◆ **Work instructions**: Here are some records; copy every line that holds the word "title".

Segment Start: Given information

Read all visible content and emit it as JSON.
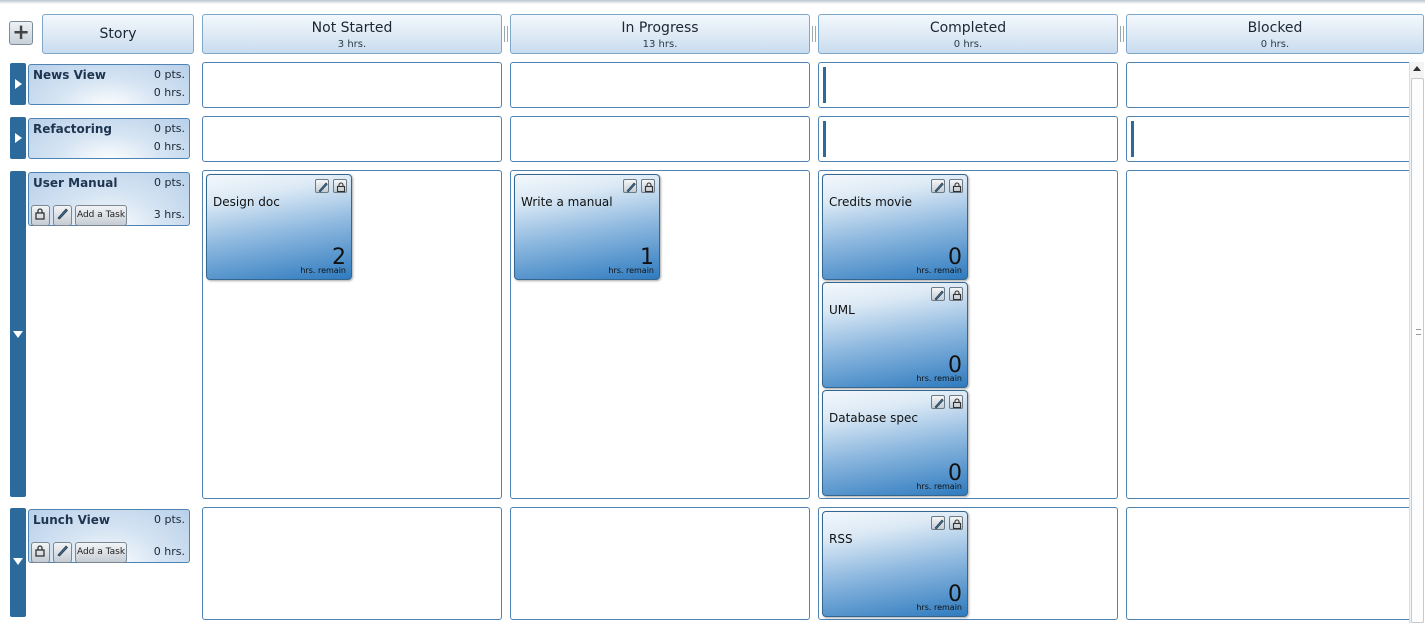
{
  "header": {
    "add_symbol": "+",
    "story_label": "Story",
    "columns": [
      {
        "title": "Not Started",
        "hours": "3 hrs."
      },
      {
        "title": "In Progress",
        "hours": "13 hrs."
      },
      {
        "title": "Completed",
        "hours": "0 hrs."
      },
      {
        "title": "Blocked",
        "hours": "0 hrs."
      }
    ]
  },
  "stories": [
    {
      "name": "News View",
      "points": "0 pts.",
      "hours": "0 hrs."
    },
    {
      "name": "Refactoring",
      "points": "0 pts.",
      "hours": "0 hrs."
    },
    {
      "name": "User Manual",
      "points": "0 pts.",
      "hours": "3 hrs.",
      "add_task_label": "Add a Task"
    },
    {
      "name": "Lunch View",
      "points": "0 pts.",
      "hours": "0 hrs.",
      "add_task_label": "Add a Task"
    }
  ],
  "tasks": {
    "remain_label": "hrs. remain",
    "items": [
      {
        "name": "Design doc",
        "remaining": "2",
        "status": "Not Started",
        "story": "User Manual"
      },
      {
        "name": "Write a manual",
        "remaining": "1",
        "status": "In Progress",
        "story": "User Manual"
      },
      {
        "name": "Credits movie",
        "remaining": "0",
        "status": "Completed",
        "story": "User Manual"
      },
      {
        "name": "UML",
        "remaining": "0",
        "status": "Completed",
        "story": "User Manual"
      },
      {
        "name": "Database spec",
        "remaining": "0",
        "status": "Completed",
        "story": "User Manual"
      },
      {
        "name": "RSS",
        "remaining": "0",
        "status": "Completed",
        "story": "Lunch View"
      }
    ]
  },
  "colors": {
    "accent": "#2d6a9c",
    "border": "#4f83b3",
    "card_bottom": "#2f7bbf"
  },
  "icons": [
    "plus-icon",
    "pencil-icon",
    "lock-icon",
    "expand-arrow-icon",
    "collapse-arrow-icon"
  ]
}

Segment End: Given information

◆ **Answer box**:
        "title": "Not Started",
        "title": "In Progress",
        "title": "Completed",
        "title": "Blocked",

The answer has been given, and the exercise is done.